Today I finished an illuminated piece which I have been hanging fire on a long time, not knowing how I would manage the lettering. I've had several attempts at learning 'proper' calligraphy over the years, even with a tutor, which have mostly left me dishevelled, inky and frustrated. Finally I decided to use my mapping pen and work in my own adaptation of versals (inked in outlines): I swiped the design for these from the incomparable Klosterneuberg altar frontal by 12thC enamellist Nicholas of Verdun. Not perfect - I can just hear that calligraphy tutor now - but legible at least. The painted design is another homage to 12thc Armenian illuminator T'oros Roslin. This prayer of St Ephraim the Syrian, called the Lenten Prayer in the Orthodox Liturgy, is a favourite of mine. The support is natural calfskin vellum: I have been practising on vellum for a while, it is a touchy material but very rewarding. I used walnut ink made from crystals imported from the US (good old Ebay), gold leaf (of course), and mineral pigments including lapis lazuli and volksonkoite. On balance this was a mistake as their crystalline texture makes it very difficult to achieve the smooth surface needed for accurate top painting. Our medieval forebears must have had minions to grind their pigments much finer than the finest available today. For the medallion icon I used raised and burnished gilding, which is not historically accurate to the style of the manuscript decoration (in Eastern manuscripts only flat gilding was used), but then I wasn't intending a reproduction.
While everyone's packing for their summer holiday I thought I would share my homemade miniature art kit which I have just designed for my own travels. I'm very smug about it - feel free to copy! I'm no great plein air painter (and the family wouldn't care to hang around while I sketched a view) but I do like to make the odd little nature study of an evening when we visit foreign parts. I think my paintbox of homemade watercolours must be the smallest in the world at 5.5 x 4.5 cm. It was originally a tiny mint tin, and the dispensing lid will make a handy little mixing palette. Don't throw out your old fashioned film canisters if you still have any as they make reliably leak-proof water pots. I'm too tight to buy one of those fancy retracting watercolour brushes, so this was a normal one with the handle cut down on the workbench.
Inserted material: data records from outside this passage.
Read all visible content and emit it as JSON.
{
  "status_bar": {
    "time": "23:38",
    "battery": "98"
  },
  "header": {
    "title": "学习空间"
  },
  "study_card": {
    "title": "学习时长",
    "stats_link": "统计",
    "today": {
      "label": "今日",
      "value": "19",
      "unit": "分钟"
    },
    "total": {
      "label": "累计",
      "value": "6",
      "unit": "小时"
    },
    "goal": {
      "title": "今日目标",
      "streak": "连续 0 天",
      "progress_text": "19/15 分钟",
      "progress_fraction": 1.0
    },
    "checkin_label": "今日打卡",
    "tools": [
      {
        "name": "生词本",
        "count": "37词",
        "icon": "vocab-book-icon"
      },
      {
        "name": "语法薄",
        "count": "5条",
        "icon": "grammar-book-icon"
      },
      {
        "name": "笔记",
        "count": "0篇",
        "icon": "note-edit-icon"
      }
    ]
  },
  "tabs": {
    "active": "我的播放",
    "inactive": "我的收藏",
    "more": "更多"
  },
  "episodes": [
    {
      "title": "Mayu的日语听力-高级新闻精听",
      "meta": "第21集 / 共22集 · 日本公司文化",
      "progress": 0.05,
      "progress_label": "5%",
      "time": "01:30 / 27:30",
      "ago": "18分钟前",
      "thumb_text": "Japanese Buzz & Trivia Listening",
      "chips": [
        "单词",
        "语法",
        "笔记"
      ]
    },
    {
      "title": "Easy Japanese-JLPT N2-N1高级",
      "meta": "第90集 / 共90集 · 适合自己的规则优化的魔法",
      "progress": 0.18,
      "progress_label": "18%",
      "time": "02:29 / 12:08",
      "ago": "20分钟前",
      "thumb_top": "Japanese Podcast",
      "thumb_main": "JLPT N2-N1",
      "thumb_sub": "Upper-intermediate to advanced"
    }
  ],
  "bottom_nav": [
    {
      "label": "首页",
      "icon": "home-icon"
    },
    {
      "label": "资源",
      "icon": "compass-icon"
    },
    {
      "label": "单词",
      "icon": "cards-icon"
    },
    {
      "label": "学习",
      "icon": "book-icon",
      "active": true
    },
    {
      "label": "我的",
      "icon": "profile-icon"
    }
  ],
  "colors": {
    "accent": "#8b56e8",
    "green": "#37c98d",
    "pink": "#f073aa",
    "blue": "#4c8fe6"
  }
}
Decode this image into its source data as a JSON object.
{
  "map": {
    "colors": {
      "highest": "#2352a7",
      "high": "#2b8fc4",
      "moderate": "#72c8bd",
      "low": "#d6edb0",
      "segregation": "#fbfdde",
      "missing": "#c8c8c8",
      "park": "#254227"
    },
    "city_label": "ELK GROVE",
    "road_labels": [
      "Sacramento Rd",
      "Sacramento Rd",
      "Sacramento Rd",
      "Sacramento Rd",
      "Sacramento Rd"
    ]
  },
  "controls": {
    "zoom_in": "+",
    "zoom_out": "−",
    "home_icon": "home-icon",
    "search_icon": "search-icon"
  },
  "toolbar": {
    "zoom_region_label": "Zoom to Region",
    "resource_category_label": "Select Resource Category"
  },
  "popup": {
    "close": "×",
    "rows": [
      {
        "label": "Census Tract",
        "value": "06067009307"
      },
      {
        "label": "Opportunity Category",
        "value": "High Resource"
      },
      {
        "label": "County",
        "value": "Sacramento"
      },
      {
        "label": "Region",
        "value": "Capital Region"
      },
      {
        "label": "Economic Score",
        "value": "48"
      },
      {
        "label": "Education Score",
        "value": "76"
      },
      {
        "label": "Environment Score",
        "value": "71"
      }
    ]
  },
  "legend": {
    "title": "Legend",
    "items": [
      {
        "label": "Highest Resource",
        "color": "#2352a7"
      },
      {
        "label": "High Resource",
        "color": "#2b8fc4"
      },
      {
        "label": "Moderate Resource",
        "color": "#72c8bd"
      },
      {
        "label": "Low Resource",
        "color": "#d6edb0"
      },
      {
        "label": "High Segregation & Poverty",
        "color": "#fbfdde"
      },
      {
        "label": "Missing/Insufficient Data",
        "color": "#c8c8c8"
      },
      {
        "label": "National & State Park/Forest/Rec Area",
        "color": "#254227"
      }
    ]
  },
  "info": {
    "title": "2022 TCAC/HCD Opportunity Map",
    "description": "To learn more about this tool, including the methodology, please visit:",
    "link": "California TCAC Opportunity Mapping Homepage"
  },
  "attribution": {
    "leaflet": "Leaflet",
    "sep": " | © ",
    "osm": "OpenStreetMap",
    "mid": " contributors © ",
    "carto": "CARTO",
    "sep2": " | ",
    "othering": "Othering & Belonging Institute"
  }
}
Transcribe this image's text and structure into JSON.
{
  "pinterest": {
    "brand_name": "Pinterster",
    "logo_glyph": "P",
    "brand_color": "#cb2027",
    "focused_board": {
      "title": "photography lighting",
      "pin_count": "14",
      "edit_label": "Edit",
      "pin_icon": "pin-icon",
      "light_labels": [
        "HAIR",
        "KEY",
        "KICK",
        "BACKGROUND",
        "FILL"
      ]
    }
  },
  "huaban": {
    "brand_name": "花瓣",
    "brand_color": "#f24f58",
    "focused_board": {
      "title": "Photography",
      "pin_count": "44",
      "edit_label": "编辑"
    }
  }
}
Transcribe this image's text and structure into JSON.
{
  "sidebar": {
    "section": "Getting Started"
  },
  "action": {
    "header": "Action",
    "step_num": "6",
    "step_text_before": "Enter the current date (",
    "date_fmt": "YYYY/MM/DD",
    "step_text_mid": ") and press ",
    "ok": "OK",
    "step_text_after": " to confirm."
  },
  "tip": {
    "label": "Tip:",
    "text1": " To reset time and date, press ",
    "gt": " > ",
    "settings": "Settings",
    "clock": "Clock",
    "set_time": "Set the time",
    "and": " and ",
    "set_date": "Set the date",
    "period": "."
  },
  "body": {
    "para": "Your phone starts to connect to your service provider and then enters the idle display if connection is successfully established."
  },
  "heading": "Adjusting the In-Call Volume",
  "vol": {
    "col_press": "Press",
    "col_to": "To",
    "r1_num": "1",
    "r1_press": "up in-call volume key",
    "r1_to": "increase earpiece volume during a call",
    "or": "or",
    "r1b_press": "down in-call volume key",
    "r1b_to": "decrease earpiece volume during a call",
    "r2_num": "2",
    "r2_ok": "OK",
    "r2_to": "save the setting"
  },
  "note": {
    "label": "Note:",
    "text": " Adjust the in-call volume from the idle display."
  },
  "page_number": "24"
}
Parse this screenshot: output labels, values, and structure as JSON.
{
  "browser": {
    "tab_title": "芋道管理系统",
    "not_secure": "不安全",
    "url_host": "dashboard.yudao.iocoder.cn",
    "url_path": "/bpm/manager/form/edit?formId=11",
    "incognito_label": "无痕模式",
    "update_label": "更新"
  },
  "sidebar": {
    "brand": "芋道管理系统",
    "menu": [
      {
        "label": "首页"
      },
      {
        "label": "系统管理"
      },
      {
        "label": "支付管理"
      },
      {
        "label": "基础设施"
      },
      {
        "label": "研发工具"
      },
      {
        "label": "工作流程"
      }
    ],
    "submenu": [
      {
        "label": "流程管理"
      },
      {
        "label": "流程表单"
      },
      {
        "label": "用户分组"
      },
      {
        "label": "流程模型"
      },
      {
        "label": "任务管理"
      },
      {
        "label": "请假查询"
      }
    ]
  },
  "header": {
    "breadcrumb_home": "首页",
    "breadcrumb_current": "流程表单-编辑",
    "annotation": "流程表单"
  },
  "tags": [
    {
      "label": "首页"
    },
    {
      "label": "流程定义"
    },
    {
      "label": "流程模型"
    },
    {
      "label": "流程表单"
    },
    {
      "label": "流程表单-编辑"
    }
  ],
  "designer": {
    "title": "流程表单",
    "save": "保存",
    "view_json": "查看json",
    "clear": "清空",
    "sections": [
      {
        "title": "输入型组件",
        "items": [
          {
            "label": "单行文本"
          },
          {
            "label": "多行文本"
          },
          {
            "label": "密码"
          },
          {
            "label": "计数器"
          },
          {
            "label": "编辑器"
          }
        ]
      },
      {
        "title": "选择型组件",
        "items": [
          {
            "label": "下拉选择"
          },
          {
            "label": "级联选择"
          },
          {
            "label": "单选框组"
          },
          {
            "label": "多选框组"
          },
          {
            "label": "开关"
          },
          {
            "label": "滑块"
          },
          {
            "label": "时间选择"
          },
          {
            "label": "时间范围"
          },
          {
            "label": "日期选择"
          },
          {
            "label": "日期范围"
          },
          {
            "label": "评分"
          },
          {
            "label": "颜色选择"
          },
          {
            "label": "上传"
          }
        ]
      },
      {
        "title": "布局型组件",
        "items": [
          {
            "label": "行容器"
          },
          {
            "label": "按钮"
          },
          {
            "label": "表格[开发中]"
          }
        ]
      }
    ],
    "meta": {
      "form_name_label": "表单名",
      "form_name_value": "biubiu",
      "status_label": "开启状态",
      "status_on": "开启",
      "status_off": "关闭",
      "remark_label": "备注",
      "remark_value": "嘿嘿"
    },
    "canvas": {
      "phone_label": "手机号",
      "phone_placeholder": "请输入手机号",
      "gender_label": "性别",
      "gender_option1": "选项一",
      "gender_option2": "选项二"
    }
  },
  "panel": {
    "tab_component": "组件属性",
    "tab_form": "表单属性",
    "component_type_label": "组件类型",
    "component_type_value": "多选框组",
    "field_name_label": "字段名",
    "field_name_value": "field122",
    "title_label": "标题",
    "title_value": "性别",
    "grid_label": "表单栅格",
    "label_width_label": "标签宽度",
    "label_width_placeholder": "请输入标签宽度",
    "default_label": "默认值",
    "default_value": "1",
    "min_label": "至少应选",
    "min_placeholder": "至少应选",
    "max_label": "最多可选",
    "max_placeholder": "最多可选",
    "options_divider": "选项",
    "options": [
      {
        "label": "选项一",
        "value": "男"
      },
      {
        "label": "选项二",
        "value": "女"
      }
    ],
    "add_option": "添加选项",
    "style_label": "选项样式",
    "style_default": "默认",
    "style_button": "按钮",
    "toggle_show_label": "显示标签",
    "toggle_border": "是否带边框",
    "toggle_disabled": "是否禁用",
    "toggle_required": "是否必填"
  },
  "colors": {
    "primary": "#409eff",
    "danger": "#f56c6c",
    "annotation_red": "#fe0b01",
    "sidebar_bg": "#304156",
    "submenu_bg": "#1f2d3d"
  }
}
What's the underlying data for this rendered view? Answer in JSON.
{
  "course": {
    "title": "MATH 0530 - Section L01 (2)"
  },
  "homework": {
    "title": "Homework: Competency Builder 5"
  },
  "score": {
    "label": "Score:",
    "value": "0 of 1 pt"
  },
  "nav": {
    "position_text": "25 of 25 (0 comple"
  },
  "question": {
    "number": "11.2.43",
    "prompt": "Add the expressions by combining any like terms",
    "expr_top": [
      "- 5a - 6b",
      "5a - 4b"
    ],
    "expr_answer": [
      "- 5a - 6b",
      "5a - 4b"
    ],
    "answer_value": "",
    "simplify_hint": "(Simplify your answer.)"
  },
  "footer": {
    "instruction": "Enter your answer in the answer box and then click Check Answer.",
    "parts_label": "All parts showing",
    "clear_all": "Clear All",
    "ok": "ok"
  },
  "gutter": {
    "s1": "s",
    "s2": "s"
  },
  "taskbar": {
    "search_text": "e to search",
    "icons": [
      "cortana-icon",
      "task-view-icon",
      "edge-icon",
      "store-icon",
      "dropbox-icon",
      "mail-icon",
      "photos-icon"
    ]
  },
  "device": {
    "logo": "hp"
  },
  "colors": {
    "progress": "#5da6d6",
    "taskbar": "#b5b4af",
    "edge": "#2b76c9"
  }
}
The whole set fits into a dinky ziplock bag and packs into my little crossbody purse, because I like to be hands-free when out and about, and carrying a backpack is very tiresome. Happy travels!
I'm posting this pic just to make you all feel good wherever you're at with your own painting this week. You know how sometimes things just don't go well, and the more important they are to get right the worse it is. This was supposed to be my effort for the British Association of Iconographers exhibition later in the year. I've already scraped off and re-gilded without achieving much discernible improvement, and today when I came back to it after a long break I decided the background would have to come off too as it was a total mess. All that lapis lazuli, ouch.
The view from my desk
Current work, places and events, art travel, and interesting snippets about Christian icons, medieval art, manuscript illumination, egg tempera , gilding, technique and materials.